Rio Grange Gorge in Winter

Rio Grange Gorge in Winter

(excerpted from the Flyfisher’s Guide to™ New Mexico by Van Beacham) –

In defining a small stream or creek in New Mexico you must first put into perspective the difference in water size here compared to waters in Colorado, Wyoming, Montana, Idaho, and Utah. To explain, I’ll tell you a fish story about a fellow guide I know named Rick from Jackson Hole, Wyoming.

He came to New Mexico to ski Taos and check out the winter fishing I’d been telling him about. I took him to the Red River, at its confluence with the Rio Grande, the first day. After walking almost a mile and a half down the Gorge to the confluence he looked at the two rivers and said, “Is that the Rio Grande? And that’s the Red River? You call these rivers?”

Flyfisher's Guide to New Mexico by Van Beacham

Flyfisher’s Guide to New Mexico

Nodding, I said, “What do you mean? Other than the San Juan, the Rio Grande Gorge is the largest and most important river in the state, and the Red River is the largest tributary of the Gorge.”

He shrugged his shoulders and said, “In Wyoming, we call these creeks.”

“I know,” I said, “but this is New Mexico and, trust me, these are rivers.”

We rigged up with double nymphs and headed down to the first pool in the Red River, where I immediately spotted a big cuttbow and pointed it out to him. His first cast was perfect, as was his drift, and the big buck took the small nymph. He lifted the rod and went for the reel with his left hand. Before I could say anything the fish ripped downstream so he let go of the reel, allowing the fish to run downstream into the rapids at the confluence—where it broke him off.

“Son of a bitch!” he said. “That was as big as anything I’ve hooked in the big rivers up north.”

I laughed and told him, “Next time, don’t use your reel. Strip the fish in and hold tight with a bent rod and try to keep it in the pool where you hooked it. You can’t let big trout run downstream like that in these fast, boulder-strewn rivers or they’ll get you every time.”

He looked at me as he gathered his limp line and mumbled, “Right.”

New Mexico streams are diminutive compared to streams in the northern Rockies for three reasons. First, we simply don’t get as much precipitation as those northern areas. Second, our winters are shorter and our atmosphere is drier so we have more moisture loss due to sublimation and evaporation. Finally, we’re the only state west of the Mississippi that doesn’t have an instream flow bill so there’s great strain on our waterways due to consumptive use.

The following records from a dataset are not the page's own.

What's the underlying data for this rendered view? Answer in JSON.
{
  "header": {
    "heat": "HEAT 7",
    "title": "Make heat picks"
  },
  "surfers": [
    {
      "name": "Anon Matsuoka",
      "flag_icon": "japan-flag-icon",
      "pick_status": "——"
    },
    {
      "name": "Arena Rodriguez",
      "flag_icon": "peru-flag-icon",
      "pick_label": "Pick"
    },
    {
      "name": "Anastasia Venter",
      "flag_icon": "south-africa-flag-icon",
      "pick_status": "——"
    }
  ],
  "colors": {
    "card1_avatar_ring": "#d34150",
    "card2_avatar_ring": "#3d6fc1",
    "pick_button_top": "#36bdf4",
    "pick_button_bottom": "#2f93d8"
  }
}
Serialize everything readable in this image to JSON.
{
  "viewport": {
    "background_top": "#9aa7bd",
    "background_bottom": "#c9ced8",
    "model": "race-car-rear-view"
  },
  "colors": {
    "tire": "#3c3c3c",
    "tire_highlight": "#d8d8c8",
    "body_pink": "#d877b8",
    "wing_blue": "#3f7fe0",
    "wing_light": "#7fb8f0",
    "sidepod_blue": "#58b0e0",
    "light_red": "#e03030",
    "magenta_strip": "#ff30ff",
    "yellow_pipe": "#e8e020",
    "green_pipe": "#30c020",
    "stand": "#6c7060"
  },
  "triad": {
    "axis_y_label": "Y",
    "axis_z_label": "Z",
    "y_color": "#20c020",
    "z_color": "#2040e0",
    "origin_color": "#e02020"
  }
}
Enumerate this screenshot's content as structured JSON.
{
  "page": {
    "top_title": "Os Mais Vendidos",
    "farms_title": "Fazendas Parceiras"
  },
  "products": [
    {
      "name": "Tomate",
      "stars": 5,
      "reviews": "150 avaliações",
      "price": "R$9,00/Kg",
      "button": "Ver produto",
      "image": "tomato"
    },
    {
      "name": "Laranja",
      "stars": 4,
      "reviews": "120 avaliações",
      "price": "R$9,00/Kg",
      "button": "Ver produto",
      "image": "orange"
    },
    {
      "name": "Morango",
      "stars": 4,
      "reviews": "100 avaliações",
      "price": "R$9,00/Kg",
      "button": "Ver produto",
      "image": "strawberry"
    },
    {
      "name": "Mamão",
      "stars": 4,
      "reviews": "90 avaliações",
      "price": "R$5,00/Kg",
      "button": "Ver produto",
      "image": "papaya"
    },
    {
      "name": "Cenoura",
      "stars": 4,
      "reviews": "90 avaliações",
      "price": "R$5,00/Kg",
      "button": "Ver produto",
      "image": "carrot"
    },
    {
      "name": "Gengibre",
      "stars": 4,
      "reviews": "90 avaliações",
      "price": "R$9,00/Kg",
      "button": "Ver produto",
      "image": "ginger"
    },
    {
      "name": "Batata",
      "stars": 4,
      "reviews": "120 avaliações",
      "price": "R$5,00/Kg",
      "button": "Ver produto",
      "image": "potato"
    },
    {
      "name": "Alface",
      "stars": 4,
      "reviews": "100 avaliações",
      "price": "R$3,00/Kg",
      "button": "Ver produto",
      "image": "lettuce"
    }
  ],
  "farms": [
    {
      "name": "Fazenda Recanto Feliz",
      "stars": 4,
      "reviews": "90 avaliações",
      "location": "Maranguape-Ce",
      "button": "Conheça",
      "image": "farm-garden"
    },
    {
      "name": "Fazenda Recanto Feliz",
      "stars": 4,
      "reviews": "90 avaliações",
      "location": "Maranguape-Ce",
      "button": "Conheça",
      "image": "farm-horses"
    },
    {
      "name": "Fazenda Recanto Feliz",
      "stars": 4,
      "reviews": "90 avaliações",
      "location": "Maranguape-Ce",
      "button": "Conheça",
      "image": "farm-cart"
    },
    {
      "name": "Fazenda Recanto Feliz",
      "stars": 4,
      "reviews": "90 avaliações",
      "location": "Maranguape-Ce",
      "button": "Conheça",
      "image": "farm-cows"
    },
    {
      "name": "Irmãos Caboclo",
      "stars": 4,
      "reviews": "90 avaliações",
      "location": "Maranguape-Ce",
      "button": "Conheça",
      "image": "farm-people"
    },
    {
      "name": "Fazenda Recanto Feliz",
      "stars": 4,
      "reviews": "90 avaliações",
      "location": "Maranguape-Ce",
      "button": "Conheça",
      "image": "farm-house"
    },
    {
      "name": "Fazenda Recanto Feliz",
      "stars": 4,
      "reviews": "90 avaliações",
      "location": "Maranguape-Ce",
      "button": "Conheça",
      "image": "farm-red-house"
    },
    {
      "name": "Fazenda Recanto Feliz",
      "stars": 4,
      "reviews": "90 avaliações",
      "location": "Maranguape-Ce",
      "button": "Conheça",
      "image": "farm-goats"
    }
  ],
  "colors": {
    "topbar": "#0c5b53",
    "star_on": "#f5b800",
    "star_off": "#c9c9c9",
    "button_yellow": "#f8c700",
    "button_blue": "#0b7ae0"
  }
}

La Junta, confluence of the Red and Rio Grande

La Junta, confluence of the Red and Rio Grande

Where there are feeder creeks in the central Rockies, we have tiny creeks and seeps. Where they have major rivers, we have medium-sized rivers like the Rio Grande and Rio Chama. So even though the lower Red River may be a small stream compared to other rivers, it isn’t considered one here, although some of the techniques talked about here are valuable on streams of any size. Larger rivers should be broken down and looked at as several small streams running parallel to each other. No matter how big the river, you can only fish one drift line at a time, unless you’re stripping streamers across currents.

So what is a small stream in New Mexico? If you can’t cast or throw a rock across it, then it’s not a small stream. In this context, a small stream is a stream or creek whose average summertime flow is less than 30 cfs. Depending on the grade, a stream with this flow is about 15 to 20 feet wide, although it could be as wide as 30 or 40 feet in slow pools or beaver ponds.

The best description of most fishable water in New Mexico is “pocket water.”

The best description of most fishable water in New Mexico is “pocket water.”

Most streams in New Mexico are small streams, and even some of the main rivers run less than 30 cfs during fall and winter or during drought conditions. Many fishable creeks in New Mexico are 5 cfs or smaller—only about a foot or two wide.

In Wyoming I wouldn’t even look at creeks this size, and they probably wouldn’t contain very many, if any, catchable-sized fish. In New Mexico, however, we have healthy fish populations in very tiny creeks, and sometimes these waters hold trout up to 18 inches. This is primarily due to our mild, short winters. Our creeks don’t usually suffer from winterkill. The shorter winters also translate into longer growing seasons and more abundant aquatic insect populations.

This is what makes our small streams and creeks so special; they are very productive for their size. Try one of the hundreds of such waters in New Mexico and you’ll see what I mean.